My friend dedicates one trip a year to visiting conference vendors. Here's my take.
A couple of years ago, I attended CVC in Kansas City with a different perspective. I had come down from Michigan with a colleague who took an interesting approach to the show. His mission was to visit every vendor in the exhibit hall.
Dr. Jeff Rothstein
My friend dedicates one trip a year to visiting conference vendors. He likes to do this when he's on the road, away from the state veterinary conference, because on his home turf he's too easily distracted by all the people he knows.
When I visit an exhibit hall, my approach is usually to go to the few booths that interest me and make a few other stops to say hello to industry friends, then I blow by the rest. So my friend's strategy was novel to me. He says he can learn a lot, or at least a little, from every vendor.
I followed closely as my guide religiously visited every booth. It was a little like being at a flea market. And sure enough, there was something to learn from everyone. For example, after many years of doing dental work, we learned that there's a whole world of useful dental instruments we didn't know existed—but probably should have. At the same booth, I found out that the manufacturer of our new dental radiography unit would readily sponsor a dental seminar for our clinic or a group of area clinics.
Working the floor: The information-packed exhibit hall at CVC Central.
Next I met the president of our veterinary software company and got updated on some important new features, including a new integrated credit card processing system, which will save my practices big bucks. The list goes on and on: technological advances, improved medications, online hospital pharmacy services, and online staff training programs that will serve our businesses well.

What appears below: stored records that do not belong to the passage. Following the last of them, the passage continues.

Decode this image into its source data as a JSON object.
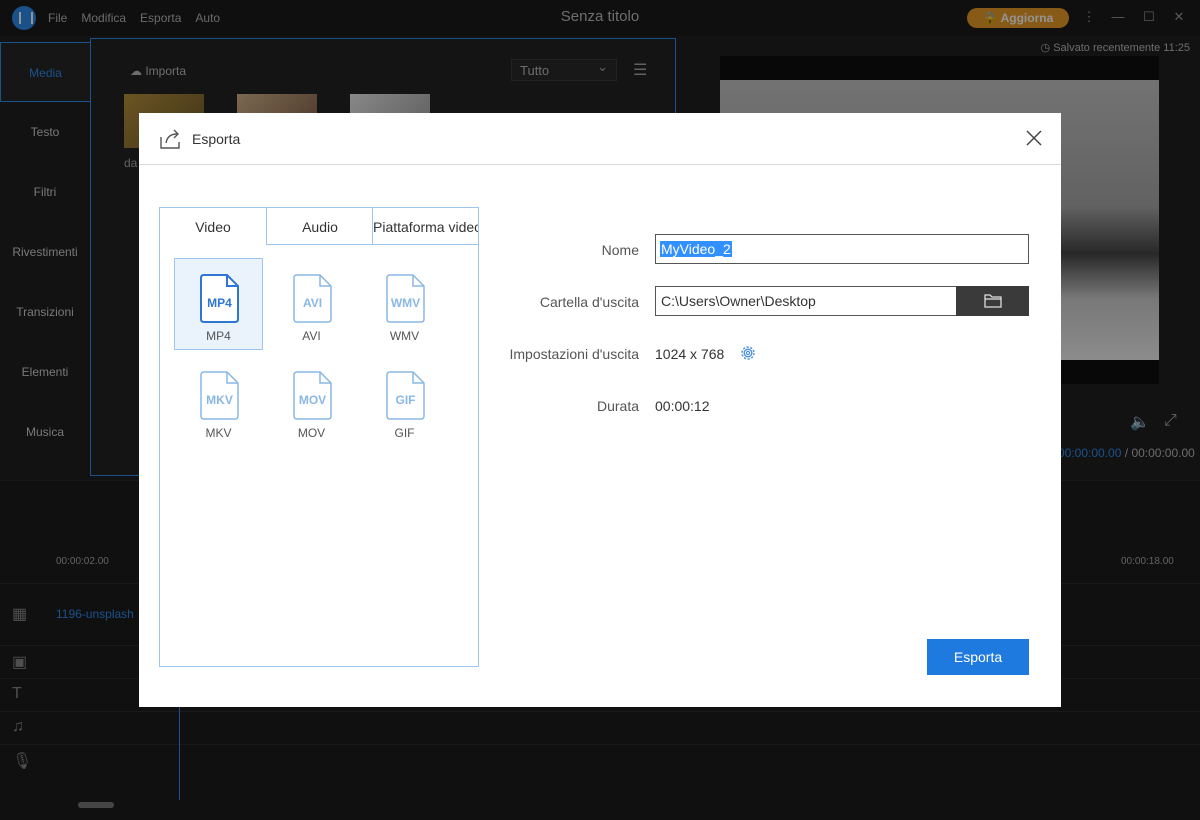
{
  "app": {
    "window_title": "Senza titolo",
    "menu": [
      "File",
      "Modifica",
      "Esporta",
      "Auto"
    ],
    "upgrade_label": "Aggiorna",
    "saved_status": "Salvato recentemente 11:25"
  },
  "left_nav": {
    "items": [
      "Media",
      "Testo",
      "Filtri",
      "Rivestimenti",
      "Transizioni",
      "Elementi",
      "Musica"
    ]
  },
  "media_panel": {
    "import_label": "Importa",
    "filter_value": "Tutto",
    "thumb_caption": "da"
  },
  "preview": {
    "current_time": "00:00:00.00",
    "separator": "/",
    "total_time": "00:00:00.00"
  },
  "timeline": {
    "ruler_start": "00:00:02.00",
    "ruler_end": "00:00:18.00",
    "clip_label": "1196-unsplash"
  },
  "dialog": {
    "title": "Esporta",
    "tabs": [
      "Video",
      "Audio",
      "Piattaforma video"
    ],
    "formats": [
      {
        "badge": "MP4",
        "label": "MP4"
      },
      {
        "badge": "AVI",
        "label": "AVI"
      },
      {
        "badge": "WMV",
        "label": "WMV"
      },
      {
        "badge": "MKV",
        "label": "MKV"
      },
      {
        "badge": "MOV",
        "label": "MOV"
      },
      {
        "badge": "GIF",
        "label": "GIF"
      }
    ],
    "fields": {
      "name_label": "Nome",
      "name_value": "MyVideo_2",
      "folder_label": "Cartella d'uscita",
      "folder_value": "C:\\Users\\Owner\\Desktop",
      "settings_label": "Impostazioni d'uscita",
      "settings_value": "1024 x 768",
      "duration_label": "Durata",
      "duration_value": "00:00:12"
    },
    "export_button": "Esporta"
  },
  "colors": {
    "accent": "#1f7ae0",
    "upgrade": "#e89b28",
    "format_selected": "#2d76d2",
    "format_unselected": "#8ab8e4"
  }
}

I'd thought this might be a boring way to spend two or three days, considering there were lots of other things competing for our attention. But I tried it, and it was eye-opening and educational. The growing veterinary industry has attracted all types of new services and products. And thanks to my foray through the trade show hall, I'm on the cutting edge. My friend and I met a lot of interesting folks and made some solid business connections. We ate well, too. There always seemed to be an interesting lunch presentation and no shortage of snacks being handed out.
So, I encourage you to experiment with your conference time, too. A different perspective certainly yields different results. And don't overlook the incredible resources in the exhibit hall when you make your plans.
Veterinary Economics Editorial Advisory Board Member Dr. Jeff Rothstein, MBA, is president of The Progressive Pet Animal Hospitals and Management Group in Michigan.